Business, Legal & Accounting Glossary
A charge imposed when investors redeem (sell) shares in mutual funds, which has the effect of discouraging withdrawals. Traditionally, the earlier you redeem, the higher the back-end load. After holding for five years or so, there will usually not be a back-end load. In the UK these charges are known as an exit charge.
A back-end load is a sales charge or a commission paid when an investor sells an investment. A back-end load may also be known as a redemption fee or a deferred sales charge. In England, a back-end load fee is sometimes called an exit charge. A back-end load is often added to a mutual fund or to some annuities. A back-end load is designed to discourage investors from making withdrawals from a fund or annuity, although oftentimes back-end load fees will be waived if an investor holds an investment for a certain number of years. A back-end load can be a sales incentive for an investment, as many investors baulk at paying fees up-front but aren’t as concerned about fees paid down the road.
To help you cite our definitions in your bibliography, here is the proper citation layout for the three major formatting styles, with all of the relevant information filled in.

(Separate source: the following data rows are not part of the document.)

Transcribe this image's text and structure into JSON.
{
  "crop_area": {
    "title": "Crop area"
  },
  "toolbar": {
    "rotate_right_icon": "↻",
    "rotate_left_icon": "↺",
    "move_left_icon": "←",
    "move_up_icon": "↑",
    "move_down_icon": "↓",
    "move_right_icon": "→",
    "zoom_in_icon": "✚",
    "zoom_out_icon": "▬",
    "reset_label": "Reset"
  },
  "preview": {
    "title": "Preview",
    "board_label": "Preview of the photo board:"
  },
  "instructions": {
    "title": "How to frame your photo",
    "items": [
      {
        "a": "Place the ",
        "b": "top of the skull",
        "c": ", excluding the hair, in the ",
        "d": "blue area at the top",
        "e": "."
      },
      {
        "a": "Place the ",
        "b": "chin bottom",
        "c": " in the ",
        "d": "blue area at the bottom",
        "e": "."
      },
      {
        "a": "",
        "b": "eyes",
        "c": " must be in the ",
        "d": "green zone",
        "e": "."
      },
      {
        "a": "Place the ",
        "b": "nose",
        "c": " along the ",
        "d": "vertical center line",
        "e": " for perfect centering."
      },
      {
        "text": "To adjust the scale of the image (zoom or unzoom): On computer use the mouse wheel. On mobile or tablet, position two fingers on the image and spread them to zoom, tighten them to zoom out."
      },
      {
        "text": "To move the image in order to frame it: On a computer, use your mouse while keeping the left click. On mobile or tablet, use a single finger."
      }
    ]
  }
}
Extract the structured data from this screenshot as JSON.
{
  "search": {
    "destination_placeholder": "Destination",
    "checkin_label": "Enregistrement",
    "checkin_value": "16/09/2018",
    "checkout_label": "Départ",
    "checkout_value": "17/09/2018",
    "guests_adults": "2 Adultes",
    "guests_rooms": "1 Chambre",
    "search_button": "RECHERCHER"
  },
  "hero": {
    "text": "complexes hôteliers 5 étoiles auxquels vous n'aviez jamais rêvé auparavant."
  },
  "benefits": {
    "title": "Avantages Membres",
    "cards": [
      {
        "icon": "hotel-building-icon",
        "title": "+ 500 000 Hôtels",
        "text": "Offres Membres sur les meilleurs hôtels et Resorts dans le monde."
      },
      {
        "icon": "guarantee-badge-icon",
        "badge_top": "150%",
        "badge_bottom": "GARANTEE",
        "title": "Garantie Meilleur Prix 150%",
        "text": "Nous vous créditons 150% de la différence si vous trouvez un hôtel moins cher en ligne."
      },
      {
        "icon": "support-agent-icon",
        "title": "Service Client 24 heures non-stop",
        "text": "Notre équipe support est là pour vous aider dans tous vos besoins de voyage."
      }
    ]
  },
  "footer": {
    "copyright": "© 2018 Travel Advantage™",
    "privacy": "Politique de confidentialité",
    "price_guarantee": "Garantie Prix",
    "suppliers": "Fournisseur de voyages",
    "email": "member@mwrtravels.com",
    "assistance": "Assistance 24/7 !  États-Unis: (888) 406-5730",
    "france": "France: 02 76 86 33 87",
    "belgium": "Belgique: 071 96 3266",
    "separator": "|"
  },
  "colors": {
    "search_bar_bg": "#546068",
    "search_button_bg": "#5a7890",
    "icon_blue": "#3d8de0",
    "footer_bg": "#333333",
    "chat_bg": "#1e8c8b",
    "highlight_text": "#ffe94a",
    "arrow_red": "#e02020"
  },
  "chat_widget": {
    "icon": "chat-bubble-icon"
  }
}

Definitions for Back-End Load are sourced/syndicated and enhanced from:
This glossary post was last updated: 20th March, 2020 | 1 Views.